> _WHAT TO WORK ON_:
Repeat the listing exactly, minus the pictures.

> _RECORDS PROVIDED_:
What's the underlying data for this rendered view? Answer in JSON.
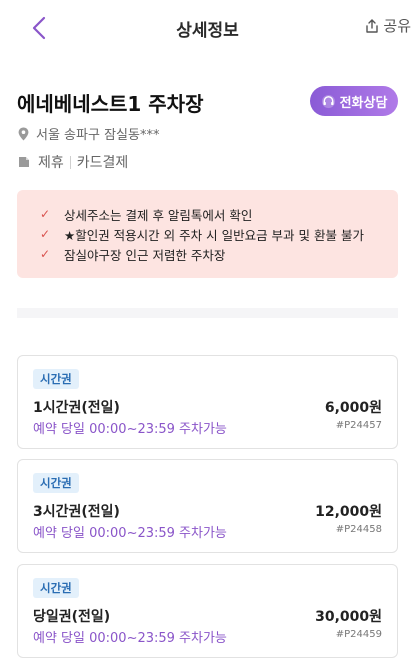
{
  "header": {
    "title": "상세정보",
    "share_label": "공유"
  },
  "lot": {
    "name": "에네베네스트1 주차장",
    "call_button": "전화상담",
    "address": "서울 송파구 잠실동***",
    "tags": [
      "제휴",
      "카드결제"
    ]
  },
  "notices": [
    "주소는 결제 후 알림톡에서 확인",
    "★할인권 적용시간 외 주차 시 일반요금 부과 및 환불 불가",
    "잠실야구장 인근 저렴한 주차장"
  ],
  "notice_prefix": "상세",
  "tickets": [
    {
      "badge": "시간권",
      "name": "1시간권(전일)",
      "price": "6,000원",
      "time": "예약 당일 00:00~23:59 주차가능",
      "code": "#P24457"
    },
    {
      "badge": "시간권",
      "name": "3시간권(전일)",
      "price": "12,000원",
      "time": "예약 당일 00:00~23:59 주차가능",
      "code": "#P24458"
    },
    {
      "badge": "시간권",
      "name": "당일권(전일)",
      "price": "30,000원",
      "time": "예약 당일 00:00~23:59 주차가능",
      "code": "#P24459"
    }
  ],
  "colors": {
    "accent": "#8a55c9",
    "notice_bg": "#fde4e1",
    "badge_bg": "#e3f0fb"
  },
  "icons": {
    "back": "chevron-left-icon",
    "share": "share-icon",
    "call": "headset-icon",
    "address": "location-pin-icon",
    "tags": "tag-icon",
    "notice": "check-icon"
  }
}
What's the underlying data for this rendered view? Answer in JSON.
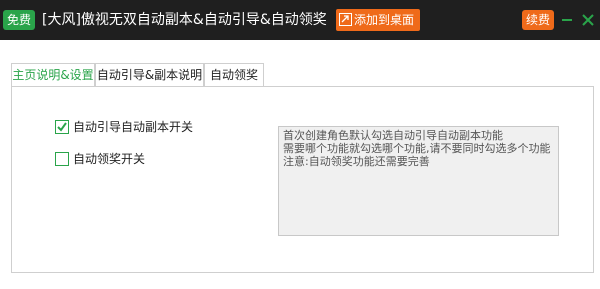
{
  "titlebar": {
    "free_badge": "免费",
    "title": "[大风]傲视无双自动副本&自动引导&自动领奖",
    "add_desktop": "添加到桌面",
    "renew": "续费"
  },
  "tabs": [
    {
      "label": "主页说明&设置",
      "active": true
    },
    {
      "label": "自动引导&副本说明",
      "active": false
    },
    {
      "label": "自动领奖",
      "active": false
    }
  ],
  "settings": {
    "auto_guide_dungeon": {
      "label": "自动引导自动副本开关",
      "checked": true
    },
    "auto_reward": {
      "label": "自动领奖开关",
      "checked": false
    }
  },
  "info": {
    "lines": [
      "首次创建角色默认勾选自动引导自动副本功能",
      "需要哪个功能就勾选哪个功能,请不要同时勾选多个功能",
      "注意:自动领奖功能还需要完善"
    ]
  },
  "colors": {
    "titlebar_bg": "#1f1f1f",
    "accent_green": "#2aa44a",
    "accent_orange": "#ef6a1a"
  }
}
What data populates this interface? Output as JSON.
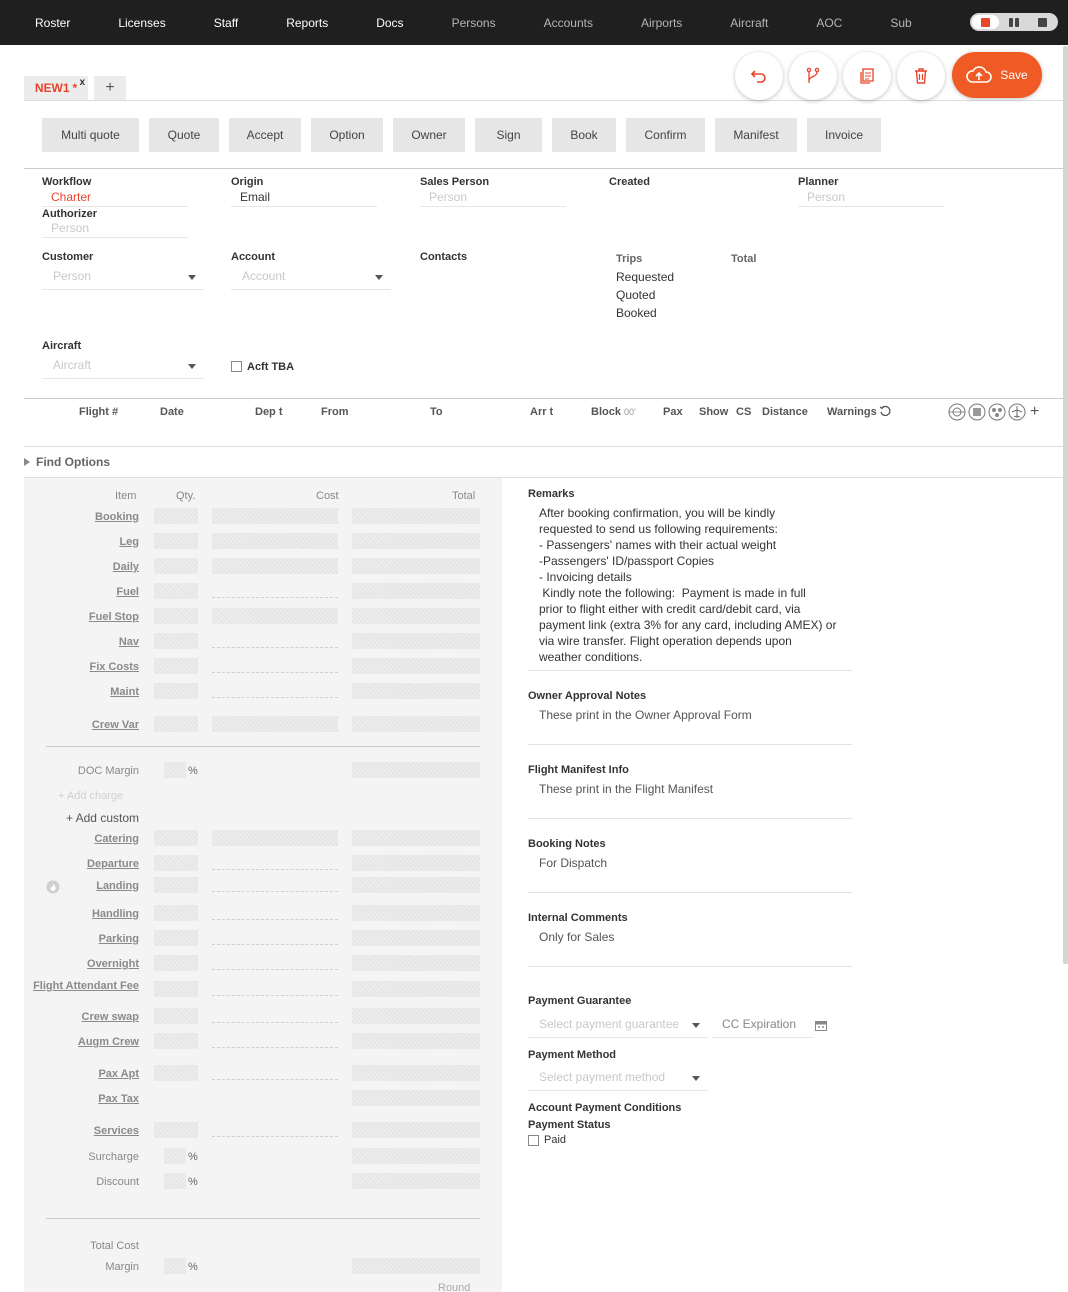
{
  "nav": {
    "items": [
      "Roster",
      "Licenses",
      "Staff",
      "Reports",
      "Docs",
      "Persons",
      "Accounts",
      "Airports",
      "Aircraft",
      "AOC",
      "Sub"
    ]
  },
  "tabs": {
    "active_label": "NEW1",
    "active_marker": "*",
    "close": "x",
    "add": "+"
  },
  "actions": {
    "save_label": "Save"
  },
  "workflow_buttons": [
    "Multi quote",
    "Quote",
    "Accept",
    "Option",
    "Owner",
    "Sign",
    "Book",
    "Confirm",
    "Manifest",
    "Invoice"
  ],
  "header": {
    "workflow_label": "Workflow",
    "workflow_value": "Charter",
    "authorizer_label": "Authorizer",
    "authorizer_placeholder": "Person",
    "origin_label": "Origin",
    "origin_value": "Email",
    "sales_person_label": "Sales Person",
    "sales_person_placeholder": "Person",
    "created_label": "Created",
    "planner_label": "Planner",
    "planner_placeholder": "Person",
    "customer_label": "Customer",
    "customer_placeholder": "Person",
    "account_label": "Account",
    "account_placeholder": "Account",
    "contacts_label": "Contacts",
    "trips_label": "Trips",
    "total_label": "Total",
    "trips_rows": [
      "Requested",
      "Quoted",
      "Booked"
    ],
    "aircraft_label": "Aircraft",
    "aircraft_placeholder": "Aircraft",
    "acft_tba_label": "Acft TBA"
  },
  "flight_table": {
    "columns": [
      "Flight #",
      "Date",
      "Dep t",
      "From",
      "To",
      "Arr t",
      "Block",
      "Pax",
      "Show",
      "CS",
      "Distance",
      "Warnings"
    ],
    "block_suffix": "00'"
  },
  "find_options": "Find Options",
  "pricing": {
    "col_item": "Item",
    "col_qty": "Qty.",
    "col_cost": "Cost",
    "col_total": "Total",
    "rows1": [
      "Booking",
      "Leg",
      "Daily",
      "Fuel",
      "Fuel Stop",
      "Nav",
      "Fix Costs",
      "Maint",
      "Crew Var"
    ],
    "doc_margin": "DOC Margin",
    "pct": "%",
    "add_charge": "+ Add charge",
    "add_custom": "+ Add custom",
    "rows2": [
      "Catering",
      "Departure",
      "Landing",
      "Handling",
      "Parking",
      "Overnight",
      "Flight Attendant Fee",
      "Crew swap",
      "Augm Crew",
      "Pax Apt",
      "Pax Tax",
      "Services"
    ],
    "surcharge": "Surcharge",
    "discount": "Discount",
    "total_cost": "Total Cost",
    "margin": "Margin",
    "round": "Round"
  },
  "remarks": {
    "label": "Remarks",
    "text": "After booking confirmation, you will be kindly\nrequested to send us following requirements:\n- Passengers' names with their actual weight\n-Passengers' ID/passport Copies\n- Invoicing details\n Kindly note the following:  Payment is made in full\nprior to flight either with credit card/debit card, via\npayment link (extra 3% for any card, including AMEX) or\nvia wire transfer. Flight operation depends upon\nweather conditions."
  },
  "notes": {
    "owner_label": "Owner Approval Notes",
    "owner_text": "These print in the Owner Approval Form",
    "manifest_label": "Flight Manifest Info",
    "manifest_text": "These print in the Flight Manifest",
    "booking_label": "Booking Notes",
    "booking_text": "For Dispatch",
    "internal_label": "Internal Comments",
    "internal_text": "Only for Sales"
  },
  "payment": {
    "guarantee_label": "Payment Guarantee",
    "guarantee_placeholder": "Select payment guarantee",
    "cc_expiration": "CC Expiration",
    "method_label": "Payment Method",
    "method_placeholder": "Select payment method",
    "conditions_label": "Account Payment Conditions",
    "status_label": "Payment Status",
    "paid_label": "Paid"
  },
  "colors": {
    "accent": "#f05a24",
    "nav_bg": "#1f1f1f",
    "workflow_value": "#e8442a"
  }
}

> _TASK OUTPUT_:
What's the underlying data for this rendered view? Answer in JSON.
{
  "header": {
    "title": "상세정보",
    "share_label": "공유"
  },
  "lot": {
    "name": "에네베네스트1 주차장",
    "call_button": "전화상담",
    "address": "서울 송파구 잠실동***",
    "tags": [
      "제휴",
      "카드결제"
    ]
  },
  "notices": [
    "주소는 결제 후 알림톡에서 확인",
    "★할인권 적용시간 외 주차 시 일반요금 부과 및 환불 불가",
    "잠실야구장 인근 저렴한 주차장"
  ],
  "notice_prefix": "상세",
  "tickets": [
    {
      "badge": "시간권",
      "name": "1시간권(전일)",
      "price": "6,000원",
      "time": "예약 당일 00:00~23:59 주차가능",
      "code": "#P24457"
    },
    {
      "badge": "시간권",
      "name": "3시간권(전일)",
      "price": "12,000원",
      "time": "예약 당일 00:00~23:59 주차가능",
      "code": "#P24458"
    },
    {
      "badge": "시간권",
      "name": "당일권(전일)",
      "price": "30,000원",
      "time": "예약 당일 00:00~23:59 주차가능",
      "code": "#P24459"
    }
  ],
  "colors": {
    "accent": "#8a55c9",
    "notice_bg": "#fde4e1",
    "badge_bg": "#e3f0fb"
  },
  "icons": {
    "back": "chevron-left-icon",
    "share": "share-icon",
    "call": "headset-icon",
    "address": "location-pin-icon",
    "tags": "tag-icon",
    "notice": "check-icon"
  }
}
What's the underlying data for this rendered view? Answer in JSON.
{
  "titlebar": {
    "free_badge": "免费",
    "title": "[大风]傲视无双自动副本&自动引导&自动领奖",
    "add_desktop": "添加到桌面",
    "renew": "续费"
  },
  "tabs": [
    {
      "label": "主页说明&设置",
      "active": true
    },
    {
      "label": "自动引导&副本说明",
      "active": false
    },
    {
      "label": "自动领奖",
      "active": false
    }
  ],
  "settings": {
    "auto_guide_dungeon": {
      "label": "自动引导自动副本开关",
      "checked": true
    },
    "auto_reward": {
      "label": "自动领奖开关",
      "checked": false
    }
  },
  "info": {
    "lines": [
      "首次创建角色默认勾选自动引导自动副本功能",
      "需要哪个功能就勾选哪个功能,请不要同时勾选多个功能",
      "注意:自动领奖功能还需要完善"
    ]
  },
  "colors": {
    "titlebar_bg": "#1f1f1f",
    "accent_green": "#2aa44a",
    "accent_orange": "#ef6a1a"
  }
}
What data populates this interface? Output as JSON.
{
  "nav": {
    "items": [
      "Roster",
      "Licenses",
      "Staff",
      "Reports",
      "Docs",
      "Persons",
      "Accounts",
      "Airports",
      "Aircraft",
      "AOC",
      "Sub"
    ]
  },
  "tabs": {
    "active_label": "NEW1",
    "active_marker": "*",
    "close": "x",
    "add": "+"
  },
  "actions": {
    "save_label": "Save"
  },
  "workflow_buttons": [
    "Multi quote",
    "Quote",
    "Accept",
    "Option",
    "Owner",
    "Sign",
    "Book",
    "Confirm",
    "Manifest",
    "Invoice"
  ],
  "header": {
    "workflow_label": "Workflow",
    "workflow_value": "Charter",
    "authorizer_label": "Authorizer",
    "authorizer_placeholder": "Person",
    "origin_label": "Origin",
    "origin_value": "Email",
    "sales_person_label": "Sales Person",
    "sales_person_placeholder": "Person",
    "created_label": "Created",
    "planner_label": "Planner",
    "planner_placeholder": "Person",
    "customer_label": "Customer",
    "customer_placeholder": "Person",
    "account_label": "Account",
    "account_placeholder": "Account",
    "contacts_label": "Contacts",
    "trips_label": "Trips",
    "total_label": "Total",
    "trips_rows": [
      "Requested",
      "Quoted",
      "Booked"
    ],
    "aircraft_label": "Aircraft",
    "aircraft_placeholder": "Aircraft",
    "acft_tba_label": "Acft TBA"
  },
  "flight_table": {
    "columns": [
      "Flight #",
      "Date",
      "Dep t",
      "From",
      "To",
      "Arr t",
      "Block",
      "Pax",
      "Show",
      "CS",
      "Distance",
      "Warnings"
    ],
    "block_suffix": "00'"
  },
  "find_options": "Find Options",
  "pricing": {
    "col_item": "Item",
    "col_qty": "Qty.",
    "col_cost": "Cost",
    "col_total": "Total",
    "rows1": [
      "Booking",
      "Leg",
      "Daily",
      "Fuel",
      "Fuel Stop",
      "Nav",
      "Fix Costs",
      "Maint",
      "Crew Var"
    ],
    "doc_margin": "DOC Margin",
    "pct": "%",
    "add_charge": "+ Add charge",
    "add_custom": "+ Add custom",
    "rows2": [
      "Catering",
      "Departure",
      "Landing",
      "Handling",
      "Parking",
      "Overnight",
      "Flight Attendant Fee",
      "Crew swap",
      "Augm Crew",
      "Pax Apt",
      "Pax Tax",
      "Services"
    ],
    "surcharge": "Surcharge",
    "discount": "Discount",
    "total_cost": "Total Cost",
    "margin": "Margin",
    "round": "Round"
  },
  "remarks": {
    "label": "Remarks",
    "text": "After booking confirmation, you will be kindly\nrequested to send us following requirements:\n- Passengers' names with their actual weight\n-Passengers' ID/passport Copies\n- Invoicing details\n Kindly note the following:  Payment is made in full\nprior to flight either with credit card/debit card, via\npayment link (extra 3% for any card, including AMEX) or\nvia wire transfer. Flight operation depends upon\nweather conditions."
  },
  "notes": {
    "owner_label": "Owner Approval Notes",
    "owner_text": "These print in the Owner Approval Form",
    "manifest_label": "Flight Manifest Info",
    "manifest_text": "These print in the Flight Manifest",
    "booking_label": "Booking Notes",
    "booking_text": "For Dispatch",
    "internal_label": "Internal Comments",
    "internal_text": "Only for Sales"
  },
  "payment": {
    "guarantee_label": "Payment Guarantee",
    "guarantee_placeholder": "Select payment guarantee",
    "cc_expiration": "CC Expiration",
    "method_label": "Payment Method",
    "method_placeholder": "Select payment method",
    "conditions_label": "Account Payment Conditions",
    "status_label": "Payment Status",
    "paid_label": "Paid"
  },
  "colors": {
    "accent": "#f05a24",
    "nav_bg": "#1f1f1f",
    "workflow_value": "#e8442a"
  }
}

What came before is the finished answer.